The average power outage lasts only four hours, although natural disasters pushed that number to 7.8 hours in 2017. When natural outages were factored out, though, the average was back to four hours. This can vary by state. California consistently has the most power outages, and Texas and Vermont also topped the list in 2017. The worst power outage in history came in 1965, when more than 30 million people were left without electricity due to human error. One of the strangest power outages happened in 2017, when a truck carrying a load of chickens overturned near a power pole.
The Portable Generator Buying Guide
- If your power goes out, chances are you’ll be using your generator for only those things you absolutely need. Still, it’s important to check the capacity. The Honda EU2000i Portable Generator is built to run a wide range of appliances, including ovens and refrigerators. The Champion Power Equipment Portable Generator, on the other hand, isn’t suitable for large appliances like stoves and air conditioning units. You’ll also find it lacking when it comes to keeping multiple larger items going at once.

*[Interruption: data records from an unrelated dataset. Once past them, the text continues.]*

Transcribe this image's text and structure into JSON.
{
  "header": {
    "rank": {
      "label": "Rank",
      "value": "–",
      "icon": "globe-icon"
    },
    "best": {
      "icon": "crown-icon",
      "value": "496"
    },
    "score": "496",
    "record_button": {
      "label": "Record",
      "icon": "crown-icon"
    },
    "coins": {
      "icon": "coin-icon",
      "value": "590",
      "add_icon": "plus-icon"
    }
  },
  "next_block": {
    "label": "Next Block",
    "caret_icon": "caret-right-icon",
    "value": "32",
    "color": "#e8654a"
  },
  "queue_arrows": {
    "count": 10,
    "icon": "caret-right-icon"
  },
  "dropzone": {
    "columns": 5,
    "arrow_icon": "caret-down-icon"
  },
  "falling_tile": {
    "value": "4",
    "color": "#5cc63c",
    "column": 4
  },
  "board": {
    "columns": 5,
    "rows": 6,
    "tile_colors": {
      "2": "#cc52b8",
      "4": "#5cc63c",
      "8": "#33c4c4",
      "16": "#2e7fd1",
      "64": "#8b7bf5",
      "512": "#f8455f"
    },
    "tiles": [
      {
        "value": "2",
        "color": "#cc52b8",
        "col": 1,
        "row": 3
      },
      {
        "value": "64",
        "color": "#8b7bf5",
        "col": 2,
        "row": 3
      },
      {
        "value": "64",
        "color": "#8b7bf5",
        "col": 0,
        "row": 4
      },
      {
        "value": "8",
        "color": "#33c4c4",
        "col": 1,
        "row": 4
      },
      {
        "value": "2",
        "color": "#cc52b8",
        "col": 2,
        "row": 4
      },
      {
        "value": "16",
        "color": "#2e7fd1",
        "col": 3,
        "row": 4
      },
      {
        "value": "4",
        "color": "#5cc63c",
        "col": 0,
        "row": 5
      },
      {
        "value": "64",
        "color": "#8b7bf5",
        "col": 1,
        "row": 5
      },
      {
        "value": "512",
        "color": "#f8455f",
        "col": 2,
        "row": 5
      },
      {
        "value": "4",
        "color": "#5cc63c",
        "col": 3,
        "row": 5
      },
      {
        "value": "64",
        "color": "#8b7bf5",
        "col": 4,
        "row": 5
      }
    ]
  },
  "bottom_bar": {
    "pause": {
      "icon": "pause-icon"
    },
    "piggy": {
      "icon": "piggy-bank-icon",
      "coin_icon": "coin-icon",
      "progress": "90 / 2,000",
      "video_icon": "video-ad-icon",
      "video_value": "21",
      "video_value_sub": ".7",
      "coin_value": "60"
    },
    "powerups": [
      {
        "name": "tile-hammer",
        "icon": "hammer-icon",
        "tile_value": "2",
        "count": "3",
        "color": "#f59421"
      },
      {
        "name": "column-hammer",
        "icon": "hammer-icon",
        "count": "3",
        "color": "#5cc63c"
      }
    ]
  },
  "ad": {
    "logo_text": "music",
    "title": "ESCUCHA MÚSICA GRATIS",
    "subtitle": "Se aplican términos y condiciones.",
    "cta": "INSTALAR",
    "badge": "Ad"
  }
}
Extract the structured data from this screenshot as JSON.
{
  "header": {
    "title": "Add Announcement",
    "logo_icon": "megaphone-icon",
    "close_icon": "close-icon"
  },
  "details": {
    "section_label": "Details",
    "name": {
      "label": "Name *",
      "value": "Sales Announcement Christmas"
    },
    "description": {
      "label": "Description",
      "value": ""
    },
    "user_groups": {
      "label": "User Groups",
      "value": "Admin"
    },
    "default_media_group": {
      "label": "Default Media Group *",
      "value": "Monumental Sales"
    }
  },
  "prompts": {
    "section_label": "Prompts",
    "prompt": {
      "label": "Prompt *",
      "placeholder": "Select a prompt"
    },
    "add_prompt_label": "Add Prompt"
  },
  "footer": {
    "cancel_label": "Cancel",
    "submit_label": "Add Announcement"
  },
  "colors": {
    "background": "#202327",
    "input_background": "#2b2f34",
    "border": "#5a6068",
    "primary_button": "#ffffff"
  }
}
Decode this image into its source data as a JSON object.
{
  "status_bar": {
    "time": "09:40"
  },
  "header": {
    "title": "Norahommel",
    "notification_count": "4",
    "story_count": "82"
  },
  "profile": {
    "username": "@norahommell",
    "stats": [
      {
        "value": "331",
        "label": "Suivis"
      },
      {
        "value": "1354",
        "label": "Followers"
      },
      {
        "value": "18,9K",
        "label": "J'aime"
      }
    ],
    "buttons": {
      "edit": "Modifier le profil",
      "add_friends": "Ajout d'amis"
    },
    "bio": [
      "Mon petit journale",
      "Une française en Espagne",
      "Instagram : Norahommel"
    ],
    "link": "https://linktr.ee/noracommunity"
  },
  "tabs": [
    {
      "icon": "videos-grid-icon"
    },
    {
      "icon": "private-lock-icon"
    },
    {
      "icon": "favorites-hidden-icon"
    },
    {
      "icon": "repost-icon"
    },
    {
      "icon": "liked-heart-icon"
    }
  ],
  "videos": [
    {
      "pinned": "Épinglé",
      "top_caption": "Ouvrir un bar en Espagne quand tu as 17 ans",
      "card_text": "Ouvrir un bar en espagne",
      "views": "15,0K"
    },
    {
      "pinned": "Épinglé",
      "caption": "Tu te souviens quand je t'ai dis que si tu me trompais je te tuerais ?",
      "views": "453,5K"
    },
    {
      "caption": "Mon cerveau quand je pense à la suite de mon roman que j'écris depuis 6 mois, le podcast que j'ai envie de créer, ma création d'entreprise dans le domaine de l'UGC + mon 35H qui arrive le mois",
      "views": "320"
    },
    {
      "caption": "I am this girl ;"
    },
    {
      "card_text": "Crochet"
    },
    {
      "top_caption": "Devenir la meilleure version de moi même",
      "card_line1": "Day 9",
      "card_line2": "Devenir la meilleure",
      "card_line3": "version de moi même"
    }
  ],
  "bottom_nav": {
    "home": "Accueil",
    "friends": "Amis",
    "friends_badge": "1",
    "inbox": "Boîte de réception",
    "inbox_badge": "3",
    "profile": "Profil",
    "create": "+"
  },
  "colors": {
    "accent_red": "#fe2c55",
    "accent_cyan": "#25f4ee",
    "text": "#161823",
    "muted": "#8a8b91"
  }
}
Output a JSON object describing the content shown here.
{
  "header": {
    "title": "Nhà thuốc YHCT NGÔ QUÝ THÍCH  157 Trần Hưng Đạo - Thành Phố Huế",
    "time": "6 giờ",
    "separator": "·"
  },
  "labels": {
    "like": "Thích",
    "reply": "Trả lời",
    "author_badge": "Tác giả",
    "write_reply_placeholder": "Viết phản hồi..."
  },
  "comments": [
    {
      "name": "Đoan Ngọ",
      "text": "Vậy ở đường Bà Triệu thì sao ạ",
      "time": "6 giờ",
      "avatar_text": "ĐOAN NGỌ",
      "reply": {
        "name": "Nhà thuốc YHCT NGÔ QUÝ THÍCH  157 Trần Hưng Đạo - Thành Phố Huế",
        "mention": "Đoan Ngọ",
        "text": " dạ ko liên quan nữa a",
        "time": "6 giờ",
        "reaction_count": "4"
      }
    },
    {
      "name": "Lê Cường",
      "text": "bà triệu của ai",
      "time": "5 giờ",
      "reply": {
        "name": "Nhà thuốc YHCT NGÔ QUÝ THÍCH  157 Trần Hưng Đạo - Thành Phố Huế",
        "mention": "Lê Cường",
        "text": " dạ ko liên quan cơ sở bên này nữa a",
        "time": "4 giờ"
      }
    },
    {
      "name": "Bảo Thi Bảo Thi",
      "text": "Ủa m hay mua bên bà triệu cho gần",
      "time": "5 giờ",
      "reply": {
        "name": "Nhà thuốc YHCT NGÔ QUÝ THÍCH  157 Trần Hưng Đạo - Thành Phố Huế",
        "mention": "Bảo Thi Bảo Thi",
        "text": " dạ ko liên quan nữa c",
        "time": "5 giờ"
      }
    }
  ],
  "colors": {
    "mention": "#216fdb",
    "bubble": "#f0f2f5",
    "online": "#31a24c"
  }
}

- For those who live in colder climates where conditions like ice storms tend to cause extended power outages, a unit like the Champion Power Equipment Portable Generator may be a better choice. The Champion builds in Cold Start technology to ensure you can still run it when the temperature drops.
- One common issue with generators is a fluctuation in power that can make it difficult to run appliances and electronics. The Briggs & Stratton Powersmart Series generator comes with automatic voltage regulation that keeps those fluctuations at bay.
- When it comes to capacity, wattage is everything. Look for generators with a higher wattage if you’re concerned about keeping your refrigerator going while also intermittently using devices like your stove, toaster and smartphone. The Briggs & Stratton Powersmart Series is a 3,000-watt generator, giving it a leg up over the 2,200-watt Honda EU2000i Portable Generator, the 1,600-watt Yamaha Portable Generator and the 1,200-watt Champion Power Equipment Portable Generator.
- If you plan to connect your generator directly to appliances rather than hooking it up to your home’s transfer switch, pay close attention to the electrical outlets included. The Briggs & Stratton Powersmart Series has four 120-volt AC outlets and one USB port. The Honda EU2000i Portable Generator and Yamaha Portable Generator have only two 120-volt outlets. The Champion Power Equipment Portable Generator has only one. If you choose the latter, you’ll need to run one extension cord into your house and rely on a power strip to use multiple appliances.
- If you’ve ever heard a generator, you know they can be distractingly noisy. Generators are getting better about this, though. The Honda EU2000i Portable Generator is the quietest, at 48 to 57 dBA, which isn’t as noisy as a typical conversation. The Yamaha Portable Generator is only slightly louder at 51.5 to 61 dBA, and the Champion Power Portable Generator drops to 65 dBA once you’re 23 feet away.
- If you’re looking for an affordable generator, the Champion Power Equipment Portable Generator retails in the $200-$300 range, which is significantly cheaper than the Briggs & Stratton, Honda and Yamaha generators, all retailing closer to $1,000.
- In the event of an outage that lasts days, fuel capacity will be more important than any other factor. The Briggs & Stratton Powersmart Series and Yamaha Portable Generator have 1.5-gallon tanks that can each run for up to 10 hours as long as you aren’t maxing out capacity.
- Before you buy, consider whether portability is an issue. If you plan to leave it in one place most of the time, you probably won’t prioritize that feature. The Yamaha Portable Generator is the most lightweight, at only 44 pounds, followed closely by the Honda EU2000i Portable Generator, at only 47 pounds. The Champion Power Portable Generator is a whopping 170.6 pounds, so it’s far better for stationary use.